Sinister Studies: Serious Scrutiny into Southpaw Shooting (Part VII)
So far, we have focused on weapon specific techniques, and there’s more of that to come, but let’s take a moment to look at some of the other challenges faced by the left-handed marksman.
In over 30 years of shooting, I personally never set much stock by eye dominance – though I have observed its effects in the occasional student. For some competitive disciplines, eye dominance can be more of an issue for the shooter. Defensive or combative shooting, like any other martial art, highlights the need to be able to function at least adequately from either side. Pristine range shooting and stationary shooting activities enable the shooter to close or obscure the non-shooting eye. For run-n-gun type shooting, a both-eyes-open approach is preferred to help maintain situational awareness, though this can be more difficult for those members of that approximately 1/3 of the population, both left and right handed, who are cross-eye dominant.

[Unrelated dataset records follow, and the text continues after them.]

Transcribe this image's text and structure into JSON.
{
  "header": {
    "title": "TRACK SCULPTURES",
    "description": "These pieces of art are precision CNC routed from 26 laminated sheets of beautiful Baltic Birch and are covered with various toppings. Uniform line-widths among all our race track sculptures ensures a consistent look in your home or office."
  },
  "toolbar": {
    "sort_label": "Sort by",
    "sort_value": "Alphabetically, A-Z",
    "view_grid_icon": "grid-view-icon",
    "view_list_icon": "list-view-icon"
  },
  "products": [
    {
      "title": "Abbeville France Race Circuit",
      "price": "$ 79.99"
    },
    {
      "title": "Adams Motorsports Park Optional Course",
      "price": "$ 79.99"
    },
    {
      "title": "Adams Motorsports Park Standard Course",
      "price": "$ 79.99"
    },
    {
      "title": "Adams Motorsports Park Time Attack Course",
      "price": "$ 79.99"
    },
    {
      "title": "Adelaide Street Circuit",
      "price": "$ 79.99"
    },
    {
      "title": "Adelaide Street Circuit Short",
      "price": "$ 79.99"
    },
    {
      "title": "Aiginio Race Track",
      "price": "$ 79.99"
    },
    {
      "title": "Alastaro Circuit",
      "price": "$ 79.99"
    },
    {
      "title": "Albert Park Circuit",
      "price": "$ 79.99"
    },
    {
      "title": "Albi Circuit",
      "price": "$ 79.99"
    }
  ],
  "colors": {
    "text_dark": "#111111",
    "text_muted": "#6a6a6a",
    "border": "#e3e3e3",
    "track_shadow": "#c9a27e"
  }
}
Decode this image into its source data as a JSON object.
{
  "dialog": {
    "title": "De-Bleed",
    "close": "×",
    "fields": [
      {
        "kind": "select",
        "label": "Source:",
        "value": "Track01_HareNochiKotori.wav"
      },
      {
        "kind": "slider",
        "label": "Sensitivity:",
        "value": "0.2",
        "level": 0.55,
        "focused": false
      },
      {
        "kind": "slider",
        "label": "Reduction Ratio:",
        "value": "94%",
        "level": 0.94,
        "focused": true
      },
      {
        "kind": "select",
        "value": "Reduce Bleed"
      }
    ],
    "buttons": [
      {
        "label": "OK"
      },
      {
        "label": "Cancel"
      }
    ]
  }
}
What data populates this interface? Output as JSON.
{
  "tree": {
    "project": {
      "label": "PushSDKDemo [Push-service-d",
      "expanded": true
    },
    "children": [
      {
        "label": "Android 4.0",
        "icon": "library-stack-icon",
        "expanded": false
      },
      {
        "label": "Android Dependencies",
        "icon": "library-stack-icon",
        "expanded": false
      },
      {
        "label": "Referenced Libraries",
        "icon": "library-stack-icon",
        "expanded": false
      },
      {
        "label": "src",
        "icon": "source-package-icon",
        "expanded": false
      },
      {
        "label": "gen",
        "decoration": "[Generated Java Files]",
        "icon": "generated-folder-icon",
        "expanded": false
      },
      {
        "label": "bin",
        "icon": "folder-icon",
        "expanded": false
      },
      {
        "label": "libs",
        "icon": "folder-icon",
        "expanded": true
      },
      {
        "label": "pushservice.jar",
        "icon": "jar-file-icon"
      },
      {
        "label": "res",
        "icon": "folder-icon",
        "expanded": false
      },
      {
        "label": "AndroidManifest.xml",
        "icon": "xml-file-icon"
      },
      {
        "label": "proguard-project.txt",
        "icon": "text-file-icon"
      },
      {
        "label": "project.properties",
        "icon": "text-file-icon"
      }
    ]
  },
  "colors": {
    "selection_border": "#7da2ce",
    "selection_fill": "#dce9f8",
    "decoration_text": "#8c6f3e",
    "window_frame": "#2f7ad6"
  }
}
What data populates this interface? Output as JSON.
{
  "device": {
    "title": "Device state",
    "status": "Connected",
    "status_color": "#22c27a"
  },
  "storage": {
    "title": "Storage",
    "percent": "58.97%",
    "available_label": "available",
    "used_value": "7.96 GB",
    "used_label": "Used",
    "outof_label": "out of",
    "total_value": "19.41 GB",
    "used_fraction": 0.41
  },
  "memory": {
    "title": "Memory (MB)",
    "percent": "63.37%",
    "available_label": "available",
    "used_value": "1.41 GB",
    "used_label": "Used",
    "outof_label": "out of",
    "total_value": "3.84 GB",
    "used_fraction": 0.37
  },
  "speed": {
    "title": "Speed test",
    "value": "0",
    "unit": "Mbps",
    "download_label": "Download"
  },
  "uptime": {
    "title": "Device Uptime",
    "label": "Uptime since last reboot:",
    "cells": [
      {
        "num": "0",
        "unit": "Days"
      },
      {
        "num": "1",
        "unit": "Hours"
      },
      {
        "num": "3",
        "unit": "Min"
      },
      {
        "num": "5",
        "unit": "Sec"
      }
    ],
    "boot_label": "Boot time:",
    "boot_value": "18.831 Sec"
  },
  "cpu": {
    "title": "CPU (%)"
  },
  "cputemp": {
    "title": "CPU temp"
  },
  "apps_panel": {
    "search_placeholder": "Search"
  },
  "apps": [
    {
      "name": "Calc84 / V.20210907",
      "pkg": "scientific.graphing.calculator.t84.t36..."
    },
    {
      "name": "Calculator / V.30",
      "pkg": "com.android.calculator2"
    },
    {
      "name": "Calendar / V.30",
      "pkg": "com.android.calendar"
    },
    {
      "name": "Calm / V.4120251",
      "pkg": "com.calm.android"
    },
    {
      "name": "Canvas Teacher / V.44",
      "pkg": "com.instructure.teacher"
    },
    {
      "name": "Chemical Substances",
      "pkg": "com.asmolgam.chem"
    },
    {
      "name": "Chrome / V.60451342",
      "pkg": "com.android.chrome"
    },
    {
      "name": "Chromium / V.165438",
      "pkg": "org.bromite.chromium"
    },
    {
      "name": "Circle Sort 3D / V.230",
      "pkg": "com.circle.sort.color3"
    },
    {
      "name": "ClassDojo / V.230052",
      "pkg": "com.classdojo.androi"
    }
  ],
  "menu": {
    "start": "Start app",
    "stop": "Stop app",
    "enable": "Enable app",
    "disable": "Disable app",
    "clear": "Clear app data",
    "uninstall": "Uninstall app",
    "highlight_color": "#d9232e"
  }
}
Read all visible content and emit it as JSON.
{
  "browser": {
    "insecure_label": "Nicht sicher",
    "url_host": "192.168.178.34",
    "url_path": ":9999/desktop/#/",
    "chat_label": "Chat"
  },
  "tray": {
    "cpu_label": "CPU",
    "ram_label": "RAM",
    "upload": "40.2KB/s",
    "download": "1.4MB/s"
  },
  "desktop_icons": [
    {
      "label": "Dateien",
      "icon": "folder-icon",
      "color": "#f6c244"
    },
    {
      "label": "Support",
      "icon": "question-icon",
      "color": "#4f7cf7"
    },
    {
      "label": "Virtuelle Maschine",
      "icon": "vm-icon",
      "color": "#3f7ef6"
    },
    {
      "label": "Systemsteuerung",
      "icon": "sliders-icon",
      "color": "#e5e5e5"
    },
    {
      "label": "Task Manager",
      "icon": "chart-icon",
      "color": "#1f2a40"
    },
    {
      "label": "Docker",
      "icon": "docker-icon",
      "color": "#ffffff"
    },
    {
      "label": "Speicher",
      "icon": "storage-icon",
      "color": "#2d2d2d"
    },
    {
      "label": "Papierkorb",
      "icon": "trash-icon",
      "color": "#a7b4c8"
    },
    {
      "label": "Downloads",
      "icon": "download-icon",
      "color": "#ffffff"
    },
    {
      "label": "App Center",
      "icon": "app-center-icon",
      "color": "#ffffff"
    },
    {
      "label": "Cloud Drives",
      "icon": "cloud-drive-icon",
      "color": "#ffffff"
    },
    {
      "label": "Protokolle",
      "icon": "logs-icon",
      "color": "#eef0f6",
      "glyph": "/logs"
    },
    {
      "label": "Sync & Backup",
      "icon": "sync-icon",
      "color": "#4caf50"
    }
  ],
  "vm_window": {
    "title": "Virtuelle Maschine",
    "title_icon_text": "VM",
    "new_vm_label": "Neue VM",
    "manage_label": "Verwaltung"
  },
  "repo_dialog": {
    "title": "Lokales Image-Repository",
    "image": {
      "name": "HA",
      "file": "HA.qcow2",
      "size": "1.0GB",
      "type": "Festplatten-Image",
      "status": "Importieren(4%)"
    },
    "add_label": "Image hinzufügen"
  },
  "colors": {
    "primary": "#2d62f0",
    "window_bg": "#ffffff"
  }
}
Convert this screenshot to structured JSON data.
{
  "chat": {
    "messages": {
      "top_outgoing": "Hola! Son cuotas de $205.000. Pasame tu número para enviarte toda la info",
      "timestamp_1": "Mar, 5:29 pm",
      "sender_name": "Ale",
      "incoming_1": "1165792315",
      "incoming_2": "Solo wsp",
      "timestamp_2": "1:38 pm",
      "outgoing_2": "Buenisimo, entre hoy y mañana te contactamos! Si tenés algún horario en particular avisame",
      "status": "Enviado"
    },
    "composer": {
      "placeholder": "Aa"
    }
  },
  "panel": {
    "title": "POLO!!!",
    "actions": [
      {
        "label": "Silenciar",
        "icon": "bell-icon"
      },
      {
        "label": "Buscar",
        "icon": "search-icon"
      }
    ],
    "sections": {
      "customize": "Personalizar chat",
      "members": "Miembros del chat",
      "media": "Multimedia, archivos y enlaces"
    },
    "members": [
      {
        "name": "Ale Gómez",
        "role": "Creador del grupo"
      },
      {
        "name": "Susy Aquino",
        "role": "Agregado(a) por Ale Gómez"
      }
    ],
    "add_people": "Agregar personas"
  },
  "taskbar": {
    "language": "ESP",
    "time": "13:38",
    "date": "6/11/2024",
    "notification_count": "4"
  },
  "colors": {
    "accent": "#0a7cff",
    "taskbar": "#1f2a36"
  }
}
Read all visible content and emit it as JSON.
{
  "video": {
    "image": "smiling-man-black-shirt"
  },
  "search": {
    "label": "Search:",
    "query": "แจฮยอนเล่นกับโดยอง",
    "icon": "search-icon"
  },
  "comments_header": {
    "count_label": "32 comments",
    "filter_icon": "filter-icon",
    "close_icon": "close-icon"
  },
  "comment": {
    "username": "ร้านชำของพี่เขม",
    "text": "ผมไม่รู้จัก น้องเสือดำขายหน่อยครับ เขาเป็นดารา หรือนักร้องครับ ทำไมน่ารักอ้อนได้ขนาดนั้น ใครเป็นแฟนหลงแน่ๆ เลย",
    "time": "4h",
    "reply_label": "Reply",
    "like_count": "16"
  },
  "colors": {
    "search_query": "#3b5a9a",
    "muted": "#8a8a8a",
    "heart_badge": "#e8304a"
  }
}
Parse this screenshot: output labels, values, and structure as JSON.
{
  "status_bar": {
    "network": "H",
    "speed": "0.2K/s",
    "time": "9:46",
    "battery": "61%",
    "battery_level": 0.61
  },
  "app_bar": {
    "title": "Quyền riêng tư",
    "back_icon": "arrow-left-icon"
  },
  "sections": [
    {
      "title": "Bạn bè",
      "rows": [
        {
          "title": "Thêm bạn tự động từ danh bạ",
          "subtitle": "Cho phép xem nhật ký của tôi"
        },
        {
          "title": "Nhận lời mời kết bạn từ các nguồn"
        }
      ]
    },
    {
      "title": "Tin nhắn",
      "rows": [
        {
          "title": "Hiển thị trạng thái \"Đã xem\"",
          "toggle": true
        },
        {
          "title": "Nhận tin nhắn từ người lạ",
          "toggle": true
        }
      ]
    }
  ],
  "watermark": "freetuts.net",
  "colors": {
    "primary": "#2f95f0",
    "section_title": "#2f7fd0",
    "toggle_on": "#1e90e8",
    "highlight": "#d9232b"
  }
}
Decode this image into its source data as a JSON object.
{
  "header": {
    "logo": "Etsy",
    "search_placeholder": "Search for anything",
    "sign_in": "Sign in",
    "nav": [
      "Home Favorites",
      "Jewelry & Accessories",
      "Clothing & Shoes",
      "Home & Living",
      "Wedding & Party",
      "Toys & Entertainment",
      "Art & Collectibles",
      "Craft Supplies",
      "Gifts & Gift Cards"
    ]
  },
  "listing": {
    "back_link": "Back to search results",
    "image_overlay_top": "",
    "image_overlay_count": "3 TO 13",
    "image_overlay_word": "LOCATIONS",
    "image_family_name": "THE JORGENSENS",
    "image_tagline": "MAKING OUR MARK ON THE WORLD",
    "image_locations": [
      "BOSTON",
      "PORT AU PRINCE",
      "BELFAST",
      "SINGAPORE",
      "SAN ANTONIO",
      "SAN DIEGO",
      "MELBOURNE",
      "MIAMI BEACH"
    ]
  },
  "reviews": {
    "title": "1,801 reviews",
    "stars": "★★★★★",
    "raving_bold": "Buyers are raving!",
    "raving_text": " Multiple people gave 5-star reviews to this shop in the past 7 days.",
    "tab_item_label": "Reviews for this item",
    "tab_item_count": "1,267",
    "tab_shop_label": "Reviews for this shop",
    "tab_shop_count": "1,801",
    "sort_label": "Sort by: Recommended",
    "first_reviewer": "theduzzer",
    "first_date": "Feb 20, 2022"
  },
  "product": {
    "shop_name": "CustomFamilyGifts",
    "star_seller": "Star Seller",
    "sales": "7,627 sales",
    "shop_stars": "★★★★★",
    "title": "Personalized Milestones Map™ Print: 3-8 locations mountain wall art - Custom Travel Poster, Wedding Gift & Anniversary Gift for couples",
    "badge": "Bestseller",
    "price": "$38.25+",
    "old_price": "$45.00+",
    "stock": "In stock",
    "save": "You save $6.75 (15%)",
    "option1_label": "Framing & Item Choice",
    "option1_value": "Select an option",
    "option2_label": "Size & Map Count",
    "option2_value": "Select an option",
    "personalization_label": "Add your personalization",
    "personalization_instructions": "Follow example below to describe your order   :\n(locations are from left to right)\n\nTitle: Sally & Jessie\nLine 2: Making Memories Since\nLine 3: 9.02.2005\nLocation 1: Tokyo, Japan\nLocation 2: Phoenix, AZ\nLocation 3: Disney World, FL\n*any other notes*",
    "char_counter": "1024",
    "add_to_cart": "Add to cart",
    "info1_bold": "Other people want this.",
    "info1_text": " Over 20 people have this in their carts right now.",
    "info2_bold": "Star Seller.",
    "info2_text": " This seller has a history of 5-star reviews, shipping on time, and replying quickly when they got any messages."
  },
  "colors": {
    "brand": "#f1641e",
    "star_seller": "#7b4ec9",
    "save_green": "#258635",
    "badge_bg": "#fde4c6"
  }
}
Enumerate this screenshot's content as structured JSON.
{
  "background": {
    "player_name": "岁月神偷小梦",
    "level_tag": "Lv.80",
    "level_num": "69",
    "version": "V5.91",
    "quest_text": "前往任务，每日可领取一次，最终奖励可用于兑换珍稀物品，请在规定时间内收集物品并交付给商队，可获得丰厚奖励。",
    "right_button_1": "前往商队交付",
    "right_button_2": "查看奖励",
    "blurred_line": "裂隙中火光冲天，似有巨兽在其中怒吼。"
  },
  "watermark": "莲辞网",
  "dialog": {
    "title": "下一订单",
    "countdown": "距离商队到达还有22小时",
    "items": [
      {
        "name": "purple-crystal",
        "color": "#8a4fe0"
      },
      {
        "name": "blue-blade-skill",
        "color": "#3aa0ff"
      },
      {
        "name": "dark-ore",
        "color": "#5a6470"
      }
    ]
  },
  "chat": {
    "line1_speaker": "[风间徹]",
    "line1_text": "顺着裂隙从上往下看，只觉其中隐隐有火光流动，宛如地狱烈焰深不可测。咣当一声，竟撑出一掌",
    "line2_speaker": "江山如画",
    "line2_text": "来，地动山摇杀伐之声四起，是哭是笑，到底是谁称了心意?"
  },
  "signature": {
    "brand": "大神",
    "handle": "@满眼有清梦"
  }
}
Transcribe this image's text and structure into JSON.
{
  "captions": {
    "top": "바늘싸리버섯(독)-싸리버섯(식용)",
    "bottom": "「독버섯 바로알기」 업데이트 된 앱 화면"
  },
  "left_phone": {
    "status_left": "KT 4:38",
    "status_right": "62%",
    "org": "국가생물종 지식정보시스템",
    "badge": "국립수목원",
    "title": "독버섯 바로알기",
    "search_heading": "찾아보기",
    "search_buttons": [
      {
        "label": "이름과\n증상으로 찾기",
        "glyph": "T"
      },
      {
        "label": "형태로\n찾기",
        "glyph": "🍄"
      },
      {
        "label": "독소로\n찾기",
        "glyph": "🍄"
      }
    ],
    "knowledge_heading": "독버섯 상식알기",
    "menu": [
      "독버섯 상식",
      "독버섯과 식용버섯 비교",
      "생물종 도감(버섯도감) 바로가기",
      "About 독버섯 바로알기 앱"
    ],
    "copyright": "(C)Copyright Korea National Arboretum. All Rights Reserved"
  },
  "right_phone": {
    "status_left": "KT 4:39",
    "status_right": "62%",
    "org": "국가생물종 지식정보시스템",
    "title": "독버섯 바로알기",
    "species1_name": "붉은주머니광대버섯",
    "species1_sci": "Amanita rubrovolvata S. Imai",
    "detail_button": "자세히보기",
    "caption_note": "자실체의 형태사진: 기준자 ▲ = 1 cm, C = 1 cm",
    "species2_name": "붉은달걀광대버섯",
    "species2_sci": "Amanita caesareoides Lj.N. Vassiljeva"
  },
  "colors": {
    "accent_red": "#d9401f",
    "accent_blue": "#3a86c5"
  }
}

When I started shooting, despite being strongly left-handed, I was right eye dominant. What do I mean by “was?” In 1991, I suffered an eye injury that left me blind in my right eye for over a year. During that time, my left eye – my shooting eye – became stronger (20/15) by compensation. My right-eye vision was eventually restored thanks to the miracle of modern medicine, but my brain had already decided I was going to be left-eye dominant now. Psychologist George M. Stratton wrote about this phenomenon with his experiments in perceptual adaptation in the 1890’s. Apparently it only took his brain 5 to 6 days to reprocess changes in his vision resulting from wearing eyeglasses that inverted everything. I’m not sure if it would work, but theoretically, wearing a patch over your dominant eye for a few days may result in changing eye dominance – or not. Neuroplasticity, or the brain’s ability to change what some have considered “hard-wired” pathways, is still being researched. One thing I can tell you from personal experience is that you will bump into a lot of walls because when you lose stereoscopic vision you also lose depth perception. This would make driving and other activities potentially hazardous, so this experiment shouldn’t be taken as any type of recommendation… just a theory on my part.
Thankfully you don’t need to resort to such extreme measures if you are cross eye dominant, there are much less invasive options.
The most basic answer would be to learn to shoot with the dominant eye. I taught myself to play guitar right-handed, despite being left-handed. While I suspect this did change the character of my guitar playing and creativity due to the effects of brain lateralization, i.e. my playing is more mathematical than creative, the brain can adapt and skill can improve. Brain lateralization seems more dependent on eye dominance rather than handedness; remember that it is the left occipital lobe that processes imagery from the right eye and vise-versa. You left-handers who are good at math and can’t play a musical instrument or draw – it’s more likely you are inclined to be right-eye dominant therefore more inclined towards being left-brained.
One trick cross eye dominant handgun shooters can use is to slightly rotate the head, tucking the chin against the shooting arm, which will align the dominant eye behind the sights.
For rifle shooters, it isn’t so easy. Usually you can tell a novice cross-eye dominant rifle shooter immediately; they stick the butt of the rifle in their dominant arm shoulder, then attempt to roll their head over the stock to align their dominant eye behind the sights. When training to shoot from either shoulder or from the eye-opposite shoulder, it is best to obtain proper interface with the rifle first, that is: stock weld, cheek weld, grip and forearm position. Once those are established, THEN try to look through the sights and adjust as necessary. While you are learning this, it can be helpful on the range to place a small square of translucent tape in the center of the lens of the non-shooting eye. You will still have peripheral vision, but it creates a scotoma or blind spot in the center of the visual field that signals the brain to rely more on the other eye. For you Trijicon ACOG owners, this is a similar phenomenon as the Bindon Aiming Concept.
For the right-eye dominant, regardless of hand dominance, we know that the firearms producing world favors the dexterous. Do yourself a favor: learn to shoot with your right hand first. If you absolutely cannot do this, you will have to do a lot of extra work to teach yourself those techniques that will help you adapt and make the best of your situation. Regardless of which eye or hand you shoot with primarily, realize that you may need to switch hands and/or eyes from time to time, so your training and practice should include some weak-side shooting.